Rosalind Gillprofessor of Cultural and Social Analysis, Department of Media, Culture and the Creative Industries, City, University of London, UK

Rosalind Gill, professor, studied Sociology and Psychology at Exeter University, and completed her Ph.D. in Social Psychology at the Discourse and Rhetoric Group (DARG), Loughborough University in 1991. With an interdisciplinary background, she has worked across a number of disciplines including sociology, gender studies, and media and communications. Gill is known for her research interests in gender and media, cultural and creative work, and mediated intimacy. For the last decade, she has made a significant contribution to debates about the sexualization of culture.

Suzanne Clisbyprofessor of Gender Studies at the University of Coventry, UK

Suzanne Clisby is professor of Gender Studies in the Centre for Global Learning, Education and Attainment at Coventry University. She is currently co-director of the Research Councils UK (RCUK) GCRF Global Gender and Cultures of Equality (GlobalGRACE) Project. She was the director of the Horizon 2020 Marie S. Curie Gender and Cultures of Equality in Europe (GRACE) Project from 2015 to 2019. Clisby is an expert advisor for the European Union-funded GEMMA programme and the GCRF-funded None in Three Project. She is also an editor of the “Journal of Gender Studies.”

Margarita Diazpresident and CEO of Reprolatina

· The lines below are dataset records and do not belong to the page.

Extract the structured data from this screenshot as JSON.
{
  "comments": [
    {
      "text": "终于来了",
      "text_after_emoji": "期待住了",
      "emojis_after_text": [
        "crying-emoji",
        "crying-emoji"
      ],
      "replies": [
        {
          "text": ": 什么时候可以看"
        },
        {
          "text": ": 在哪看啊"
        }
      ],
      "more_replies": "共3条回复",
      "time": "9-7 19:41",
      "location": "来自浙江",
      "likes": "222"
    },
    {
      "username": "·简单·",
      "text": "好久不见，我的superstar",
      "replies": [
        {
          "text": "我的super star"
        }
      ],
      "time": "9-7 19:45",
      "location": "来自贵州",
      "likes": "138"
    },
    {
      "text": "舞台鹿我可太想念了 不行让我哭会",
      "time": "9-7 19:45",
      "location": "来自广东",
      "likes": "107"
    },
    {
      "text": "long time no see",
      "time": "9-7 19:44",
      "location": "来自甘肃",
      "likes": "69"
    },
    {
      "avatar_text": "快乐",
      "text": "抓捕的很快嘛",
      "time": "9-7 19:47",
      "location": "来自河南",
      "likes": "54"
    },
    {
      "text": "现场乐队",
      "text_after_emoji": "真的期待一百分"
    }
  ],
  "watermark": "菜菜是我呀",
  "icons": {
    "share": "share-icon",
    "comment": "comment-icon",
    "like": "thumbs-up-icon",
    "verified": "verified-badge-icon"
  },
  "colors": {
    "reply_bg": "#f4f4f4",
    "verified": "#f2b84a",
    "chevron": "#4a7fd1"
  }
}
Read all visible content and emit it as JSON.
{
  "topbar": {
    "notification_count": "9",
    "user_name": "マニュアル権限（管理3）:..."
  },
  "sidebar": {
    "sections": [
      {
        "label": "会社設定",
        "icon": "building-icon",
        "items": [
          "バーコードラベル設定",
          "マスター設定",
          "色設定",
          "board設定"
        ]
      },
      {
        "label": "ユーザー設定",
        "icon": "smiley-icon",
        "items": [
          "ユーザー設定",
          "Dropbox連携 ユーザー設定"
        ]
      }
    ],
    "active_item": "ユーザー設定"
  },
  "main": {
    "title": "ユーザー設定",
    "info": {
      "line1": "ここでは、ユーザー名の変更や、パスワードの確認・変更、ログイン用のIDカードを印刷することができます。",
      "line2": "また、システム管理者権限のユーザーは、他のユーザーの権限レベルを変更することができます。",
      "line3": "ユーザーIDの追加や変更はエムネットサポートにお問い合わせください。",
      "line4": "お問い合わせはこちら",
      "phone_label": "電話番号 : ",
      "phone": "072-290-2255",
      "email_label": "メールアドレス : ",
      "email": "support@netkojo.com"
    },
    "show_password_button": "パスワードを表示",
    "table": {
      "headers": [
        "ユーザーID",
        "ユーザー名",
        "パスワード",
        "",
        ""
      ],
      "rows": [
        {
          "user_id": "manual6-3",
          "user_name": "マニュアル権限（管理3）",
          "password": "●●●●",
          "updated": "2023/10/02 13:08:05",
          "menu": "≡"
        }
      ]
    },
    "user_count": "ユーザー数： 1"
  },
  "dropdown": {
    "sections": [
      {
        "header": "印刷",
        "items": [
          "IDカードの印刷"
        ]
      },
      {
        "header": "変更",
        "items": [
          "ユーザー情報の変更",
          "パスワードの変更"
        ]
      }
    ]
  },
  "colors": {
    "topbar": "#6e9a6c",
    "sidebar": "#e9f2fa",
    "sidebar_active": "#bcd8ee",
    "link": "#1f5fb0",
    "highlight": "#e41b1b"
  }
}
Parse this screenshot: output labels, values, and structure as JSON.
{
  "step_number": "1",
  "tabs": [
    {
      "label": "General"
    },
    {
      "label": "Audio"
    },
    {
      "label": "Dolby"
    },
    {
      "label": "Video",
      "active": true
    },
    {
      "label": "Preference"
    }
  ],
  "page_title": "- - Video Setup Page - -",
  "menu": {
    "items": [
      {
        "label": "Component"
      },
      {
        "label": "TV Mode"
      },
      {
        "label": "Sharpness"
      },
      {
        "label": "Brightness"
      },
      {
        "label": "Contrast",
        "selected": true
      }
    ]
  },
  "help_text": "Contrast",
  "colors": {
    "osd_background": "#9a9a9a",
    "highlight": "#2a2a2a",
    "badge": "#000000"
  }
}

Margarita Diaz is president and CEO of Reprolatina, an NGO based in Campinas, Sao Paulo, Brazil. Diaz is an obstetrician nurse who graduated from Chile with a masters and doctorate in education from Unicamp in Brazil. She runs the NGO with Francisco Cabral, vice-president of Reprolatina and psychologist. The NGO works with sexual and reproductive health and rights in Brazil and in other countries in Latin America and the Caribbean.